- [Requirement]
In the data below, find every line that has the string "DaVinci", and copy it.

'''

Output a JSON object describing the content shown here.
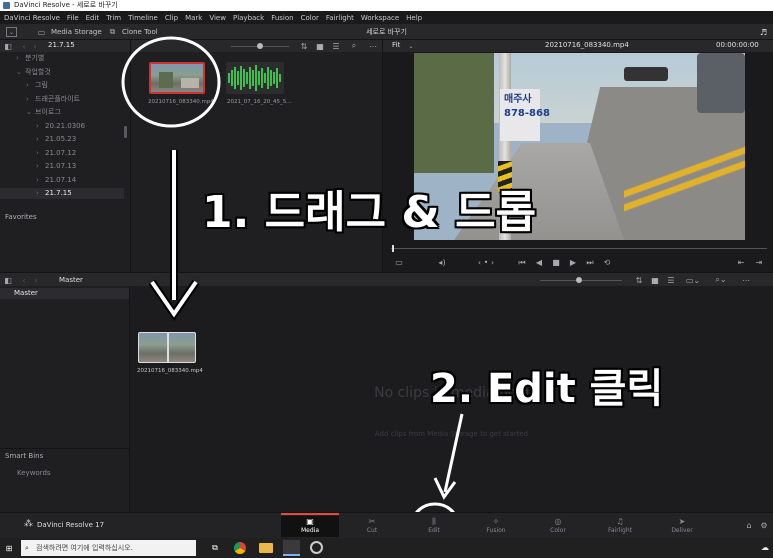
{
  "window_title": "DaVinci Resolve - 세로로 바꾸기",
  "menu": [
    "DaVinci Resolve",
    "File",
    "Edit",
    "Trim",
    "Timeline",
    "Clip",
    "Mark",
    "View",
    "Playback",
    "Fusion",
    "Color",
    "Fairlight",
    "Workspace",
    "Help"
  ],
  "toolbar": {
    "media_storage": "Media Storage",
    "clone_tool": "Clone Tool",
    "project_title": "세로로 바꾸기"
  },
  "storage_header": {
    "path": "21.7.15"
  },
  "folders": [
    {
      "label": "분기별",
      "indent": 1,
      "expanded": false,
      "selected": false
    },
    {
      "label": "작업할것",
      "indent": 1,
      "expanded": true,
      "selected": false
    },
    {
      "label": "그림",
      "indent": 2,
      "expanded": false,
      "selected": false
    },
    {
      "label": "드래곤플라이트",
      "indent": 2,
      "expanded": false,
      "selected": false
    },
    {
      "label": "브이로그",
      "indent": 2,
      "expanded": true,
      "selected": false
    },
    {
      "label": "20.21.0306",
      "indent": 3,
      "expanded": false,
      "selected": false
    },
    {
      "label": "21.05.23",
      "indent": 3,
      "expanded": false,
      "selected": false
    },
    {
      "label": "21.07.12",
      "indent": 3,
      "expanded": false,
      "selected": false
    },
    {
      "label": "21.07.13",
      "indent": 3,
      "expanded": false,
      "selected": false
    },
    {
      "label": "21.07.14",
      "indent": 3,
      "expanded": false,
      "selected": false
    },
    {
      "label": "21.7.15",
      "indent": 3,
      "expanded": false,
      "selected": true
    }
  ],
  "favorites_label": "Favorites",
  "storage_clips": [
    {
      "name": "20210716_083340.mp4",
      "kind": "video"
    },
    {
      "name": "2021_07_16_20_45_5...",
      "kind": "audio"
    }
  ],
  "viewer": {
    "zoom": "Fit",
    "clip_name": "20210716_083340.mp4",
    "timecode": "00:00:00:00",
    "street_sign": "매주사\n878-868"
  },
  "media_pool": {
    "title": "Master",
    "bin_master": "Master",
    "smart_bins": "Smart Bins",
    "keywords": "Keywords",
    "clip_name": "20210716_083340.mp4",
    "empty_title": "No clips in media pool",
    "empty_hint": "Add clips from Media Storage to get started"
  },
  "annotations": {
    "step1": "1. 드래그 & 드롭",
    "step2": "2. Edit 클릭"
  },
  "brand": "DaVinci Resolve 17",
  "pages": [
    {
      "label": "Media",
      "icon": "▣",
      "active": true
    },
    {
      "label": "Cut",
      "icon": "✂",
      "active": false
    },
    {
      "label": "Edit",
      "icon": "⫼",
      "active": false
    },
    {
      "label": "Fusion",
      "icon": "✧",
      "active": false
    },
    {
      "label": "Color",
      "icon": "◎",
      "active": false
    },
    {
      "label": "Fairlight",
      "icon": "♫",
      "active": false
    },
    {
      "label": "Deliver",
      "icon": "➤",
      "active": false
    }
  ],
  "taskbar": {
    "search_placeholder": "검색하려면 여기에 입력하십시오."
  },
  "colors": {
    "accent_red": "#e24b3b",
    "panel_bg": "#1f1f22",
    "header_bg": "#28282b"
  }
}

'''

- [Response to this exercise]
  "window_title": "DaVinci Resolve - 세로로 바꾸기",
    "DaVinci Resolve",
  "brand": "DaVinci Resolve 17",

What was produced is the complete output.